A woman in her sixties was sprawled on the floor in a bathroom stall. She’d slipped on a puddle, twisted her knee, and smacked her cheek on the commode.

The person left who asked, “Are you okay?”

So I helped the woman stand up. She was dazed and held her bruised cheek.

Are you lightheaded? Are you traveling alone?

I’m alone,” she whimpered. “And I’m worried about my knee.”

I gave her a wet paper towel for her cheek, and held her arm as she limped to her nearby departure gate. When I told the gate attendant what happened and asked for ice to put on the woman’s cheek, she took immediate action. She filed a report, and sent for a paramedic to look at the woman’s knee.

I walked away, glad I had taken the time to assist her.

While I waited for my plane to depart, I smiled at strangers and exchanged pleasantries.

When I sat down in the plane, the woman next to me talked nonstop about her life including some painful memories. Even the flight attendant talked with us, telling us about her parents who had escaped Phnom Penh, Cambodia in the 1970’s.

As our plane landed in Texas, I thought about the people I’d met that day.

Why was I surprised?

When I’d driven to the airport that morning, I’d prayed for God to give me His eyes and ears. I wanted to be available to people rather than isolate myself in a book. Wasn’t it just like the Lord to answer my prayers beyond my expectations.

What and Who am I missing when I rush through my days in my self-absorbed world?

Who knew there were so many friendly people in the world?

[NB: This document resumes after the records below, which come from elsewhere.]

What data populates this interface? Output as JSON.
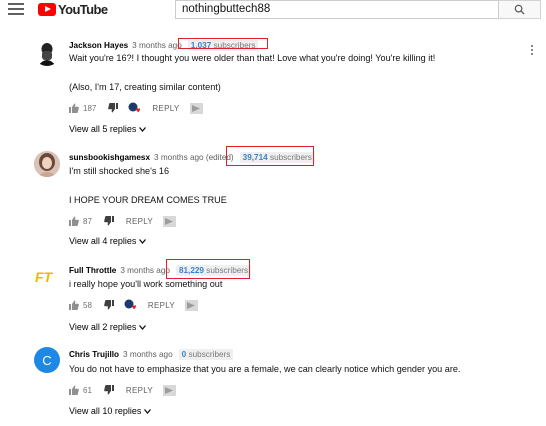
{
  "header": {
    "logo_text": "YouTube",
    "search_value": "nothingbuttech88"
  },
  "comments": [
    {
      "author": "Jackson Hayes",
      "time": "3 months ago",
      "subs_count": "1,037",
      "subs_label": "subscribers",
      "text_lines": [
        "Wait you're 16?! I thought you were older than that! Love what you're doing! You're killing it!",
        "(Also, I'm 17, creating similar content)"
      ],
      "likes": "187",
      "reply_label": "REPLY",
      "view_replies": "View all 5 replies"
    },
    {
      "author": "sunsbookishgamesx",
      "time": "3 months ago (edited)",
      "subs_count": "39,714",
      "subs_label": "subscribers",
      "text_lines": [
        "I'm still shocked she's 16",
        "I HOPE YOUR DREAM COMES TRUE"
      ],
      "likes": "87",
      "reply_label": "REPLY",
      "view_replies": "View all 4 replies"
    },
    {
      "author": "Full Throttle",
      "time": "3 months ago",
      "subs_count": "81,229",
      "subs_label": "subscribers",
      "text_lines": [
        "i really hope you'll work something out"
      ],
      "likes": "58",
      "reply_label": "REPLY",
      "view_replies": "View all 2 replies",
      "avatar_text": "FT"
    },
    {
      "author": "Chris Trujillo",
      "time": "3 months ago",
      "subs_count": "0",
      "subs_label": "subscribers",
      "text_lines": [
        "You do not have to emphasize that you are a female, we can clearly notice which gender you are."
      ],
      "likes": "61",
      "reply_label": "REPLY",
      "view_replies": "View all 10 replies",
      "avatar_text": "C"
    }
  ],
  "colors": {
    "brand_red": "#ff0000",
    "highlight_box": "#e0202a",
    "subscriber_count": "#3b83c6"
  }
}
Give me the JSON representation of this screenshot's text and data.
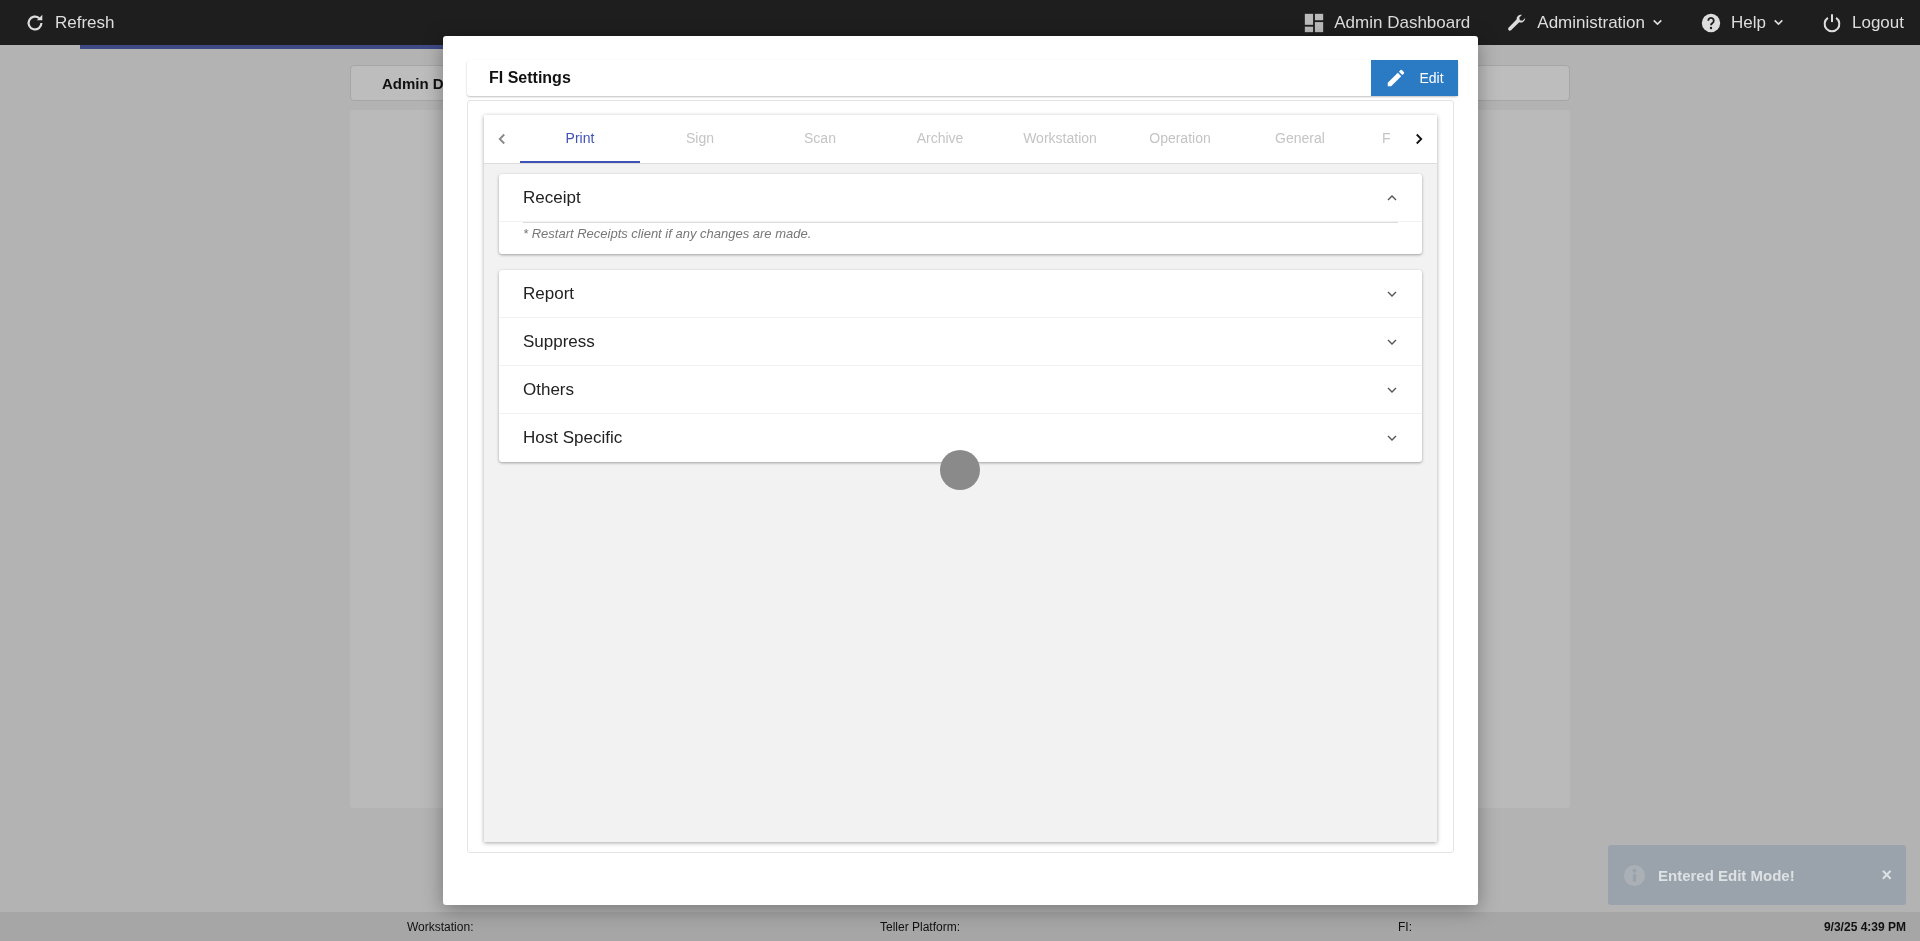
{
  "top_bar": {
    "refresh": "Refresh",
    "links": [
      {
        "label": "Admin Dashboard",
        "dropdown": false
      },
      {
        "label": "Administration",
        "dropdown": true
      },
      {
        "label": "Help",
        "dropdown": true
      },
      {
        "label": "Logout",
        "dropdown": false
      }
    ]
  },
  "background": {
    "tab": "Admin D"
  },
  "dialog": {
    "title": "FI Settings",
    "edit_button": "Edit",
    "tabs": [
      {
        "label": "Print",
        "selected": true
      },
      {
        "label": "Sign",
        "selected": false
      },
      {
        "label": "Scan",
        "selected": false
      },
      {
        "label": "Archive",
        "selected": false
      },
      {
        "label": "Workstation",
        "selected": false
      },
      {
        "label": "Operation",
        "selected": false
      },
      {
        "label": "General",
        "selected": false
      },
      {
        "label": "F",
        "selected": false
      }
    ],
    "sections": [
      {
        "title": "Receipt",
        "expanded": true,
        "note": "* Restart Receipts client if any changes are made."
      },
      {
        "title": "Report",
        "expanded": false
      },
      {
        "title": "Suppress",
        "expanded": false
      },
      {
        "title": "Others",
        "expanded": false
      },
      {
        "title": "Host Specific",
        "expanded": false
      }
    ]
  },
  "toast": {
    "message": "Entered Edit Mode!",
    "close": "×"
  },
  "status_bar": {
    "workstation": "Workstation:",
    "teller_platform": "Teller Platform:",
    "fi": "FI:",
    "time": "9/3/25 4:39 PM"
  }
}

Which made me think of this story:

      An old man sat outside the walls of a great city. When travelers approached, they would ask the old man, “What kinds of people live in this city?”

      The old man would answer, “What kind of people live in the place where you came from?”

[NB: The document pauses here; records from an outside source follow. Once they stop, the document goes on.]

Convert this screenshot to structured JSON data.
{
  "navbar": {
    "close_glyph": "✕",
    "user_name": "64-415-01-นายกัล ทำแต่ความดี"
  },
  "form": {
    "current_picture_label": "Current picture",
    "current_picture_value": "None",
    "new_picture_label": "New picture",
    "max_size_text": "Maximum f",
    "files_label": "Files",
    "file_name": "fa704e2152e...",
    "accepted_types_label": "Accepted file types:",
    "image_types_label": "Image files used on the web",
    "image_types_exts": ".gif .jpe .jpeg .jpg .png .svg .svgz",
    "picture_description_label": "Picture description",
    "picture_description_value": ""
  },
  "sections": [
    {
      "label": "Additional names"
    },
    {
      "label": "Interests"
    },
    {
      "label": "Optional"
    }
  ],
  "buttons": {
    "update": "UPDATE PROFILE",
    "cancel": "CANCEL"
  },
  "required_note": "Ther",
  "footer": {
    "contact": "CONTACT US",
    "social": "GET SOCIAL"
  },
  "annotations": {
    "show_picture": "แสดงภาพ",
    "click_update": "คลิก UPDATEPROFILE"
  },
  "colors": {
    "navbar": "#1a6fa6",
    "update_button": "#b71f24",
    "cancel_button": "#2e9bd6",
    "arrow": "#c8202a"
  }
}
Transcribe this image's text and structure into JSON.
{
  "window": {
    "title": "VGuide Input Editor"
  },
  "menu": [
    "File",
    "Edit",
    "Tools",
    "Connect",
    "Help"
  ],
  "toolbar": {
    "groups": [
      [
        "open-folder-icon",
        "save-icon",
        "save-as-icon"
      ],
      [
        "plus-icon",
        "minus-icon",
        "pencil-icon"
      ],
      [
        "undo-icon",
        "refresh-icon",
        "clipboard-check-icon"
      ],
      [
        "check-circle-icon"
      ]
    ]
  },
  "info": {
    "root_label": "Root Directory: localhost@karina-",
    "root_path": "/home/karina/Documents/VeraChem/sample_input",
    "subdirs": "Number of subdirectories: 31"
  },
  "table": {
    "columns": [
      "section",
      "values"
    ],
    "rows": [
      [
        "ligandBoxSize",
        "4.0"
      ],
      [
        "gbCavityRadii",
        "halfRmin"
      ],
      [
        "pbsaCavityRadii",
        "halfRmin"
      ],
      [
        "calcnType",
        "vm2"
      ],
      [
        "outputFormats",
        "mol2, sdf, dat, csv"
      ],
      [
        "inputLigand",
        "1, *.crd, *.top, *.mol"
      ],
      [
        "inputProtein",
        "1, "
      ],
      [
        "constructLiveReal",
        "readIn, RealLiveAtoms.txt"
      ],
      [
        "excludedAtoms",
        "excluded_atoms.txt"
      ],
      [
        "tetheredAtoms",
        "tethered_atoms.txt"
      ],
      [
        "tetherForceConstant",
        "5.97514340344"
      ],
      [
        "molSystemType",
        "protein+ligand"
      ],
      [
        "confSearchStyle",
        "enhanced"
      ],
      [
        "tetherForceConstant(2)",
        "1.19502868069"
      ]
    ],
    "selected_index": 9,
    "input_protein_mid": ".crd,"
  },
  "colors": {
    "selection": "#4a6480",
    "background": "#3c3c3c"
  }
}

      If the travelers answered, “Only bad people live in the place where we came from,” the old man would reply, “Continue on; you will find only bad people here.”

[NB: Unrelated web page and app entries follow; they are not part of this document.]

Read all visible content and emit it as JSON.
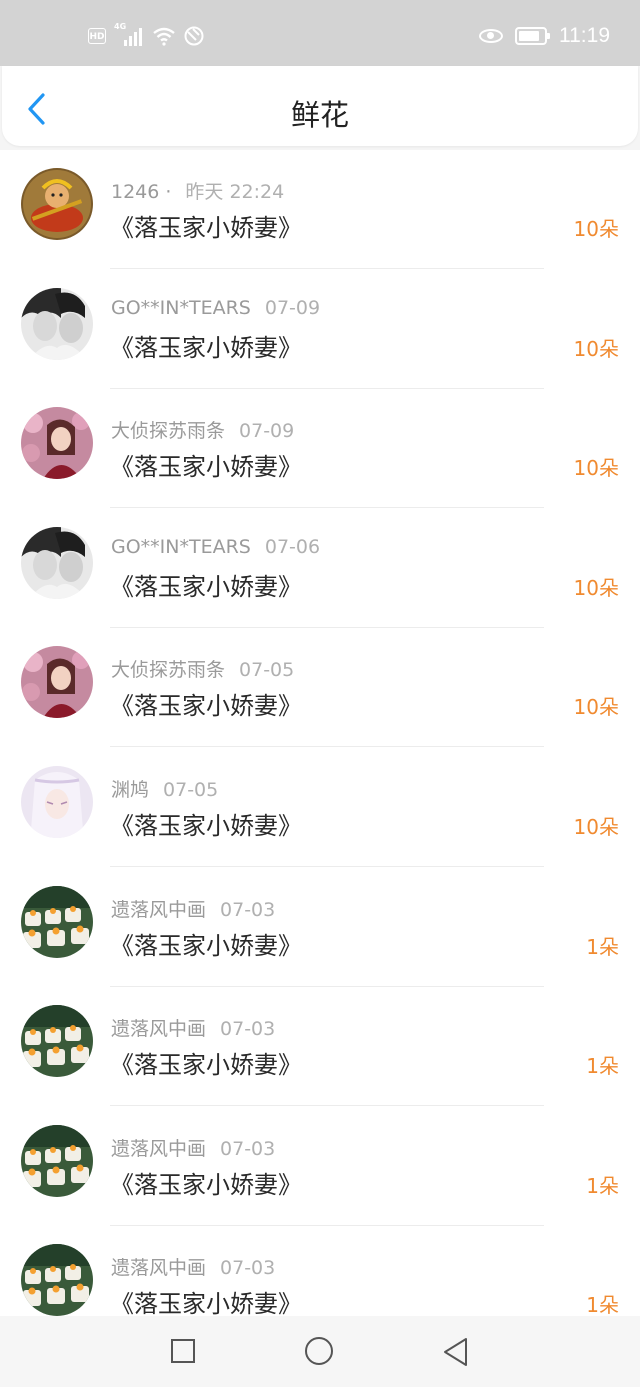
{
  "status_bar": {
    "network": "4G",
    "hd": "HD",
    "time": "11:19"
  },
  "header": {
    "title": "鲜花"
  },
  "flowers": [
    {
      "user": "1246",
      "separator": "·",
      "date": "昨天 22:24",
      "book": "《落玉家小娇妻》",
      "count": "10朵",
      "avatar": "monkey-king-avatar"
    },
    {
      "user": "GO**IN*TEARS",
      "date": "07-09",
      "book": "《落玉家小娇妻》",
      "count": "10朵",
      "avatar": "couple-bw-avatar"
    },
    {
      "user": "大侦探苏雨条",
      "date": "07-09",
      "book": "《落玉家小娇妻》",
      "count": "10朵",
      "avatar": "girl-blossom-avatar"
    },
    {
      "user": "GO**IN*TEARS",
      "date": "07-06",
      "book": "《落玉家小娇妻》",
      "count": "10朵",
      "avatar": "couple-bw-avatar"
    },
    {
      "user": "大侦探苏雨条",
      "date": "07-05",
      "book": "《落玉家小娇妻》",
      "count": "10朵",
      "avatar": "girl-blossom-avatar"
    },
    {
      "user": "渊鸠",
      "date": "07-05",
      "book": "《落玉家小娇妻》",
      "count": "10朵",
      "avatar": "white-hair-anime-avatar"
    },
    {
      "user": "遗落风中画",
      "date": "07-03",
      "book": "《落玉家小娇妻》",
      "count": "1朵",
      "avatar": "cakes-avatar"
    },
    {
      "user": "遗落风中画",
      "date": "07-03",
      "book": "《落玉家小娇妻》",
      "count": "1朵",
      "avatar": "cakes-avatar"
    },
    {
      "user": "遗落风中画",
      "date": "07-03",
      "book": "《落玉家小娇妻》",
      "count": "1朵",
      "avatar": "cakes-avatar"
    },
    {
      "user": "遗落风中画",
      "date": "07-03",
      "book": "《落玉家小娇妻》",
      "count": "1朵",
      "avatar": "cakes-avatar"
    }
  ],
  "colors": {
    "accent": "#1e90ff",
    "count": "#f08a30",
    "meta": "#9a9a9a"
  }
}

      But if the travelers answered, “Good people live in the place where we came from,” then the old man would say, “Enter, for here too, you will find only good people.” ~Author unknown

Put on the Oxygen Mask

By Saturday morning, I was tapped out.

All week, I had been with people. Serving some. Listening to others vent. Now I needed to visit jail for one-on-one counseling, but I had nothing left to give.

My head pounded. My body was like a limp rag. How can I share the gospel when I can barely remember my name? I had to reschedule.

Too often, helping humanity seems more exhausting than yard work or housework. My back may ache as I pull weeds or push a mop, but I’m on autopilot. At the end of the task, I feel productive, even energized.

When it comes to people, particularly listening to their problems, I’m drained. That’s because I absorb people’s moods like a sponge. Think I can fix them. Fall back into people pleasing.

“You’re an answer to prayer,” someone told me, after I resolved her problem. Now I have the problem.

Practically speaking, I must:

Set boundaries

Stop rescuing

Say NO…without guilt.

Spiritually speaking, I must:

Meditate on the Word

Ask for Wisdom

Obey God’s Will 

   In Mark 1: 21-38, Jesus spent the day in Capernaum healing many people with various diseases, and casting out demons. Verse 33 says “the whole city had gathered at the door.” So how did Jesus avoid burn out?

 Verse 35:  “And in the early morning, while it was still dark, He arose and went out to a lonely place, and was praying there.” 

Simon hunts for Jesus and says, everyone is looking for you.” But prayer was a priority. Jesus understood His purpose (verse 38) and wasn’t going to be derailed by everyone’s demands.

If Jesus, in his humanity, had to pray and seek the Father’s will, then I must:

  • Have the mind of Christ so I can…
  • Have a sacrificial servant’s heart so I can…
  • Have His love and strength to help others without sabotaging myself. 

Bottom line, I must:

Remember prayer gives me a right perspective so I can respond properly to my relationships and problems. 

In other words, “Put on your own oxygen mask before helping others.”

And take a deep spiritual breath.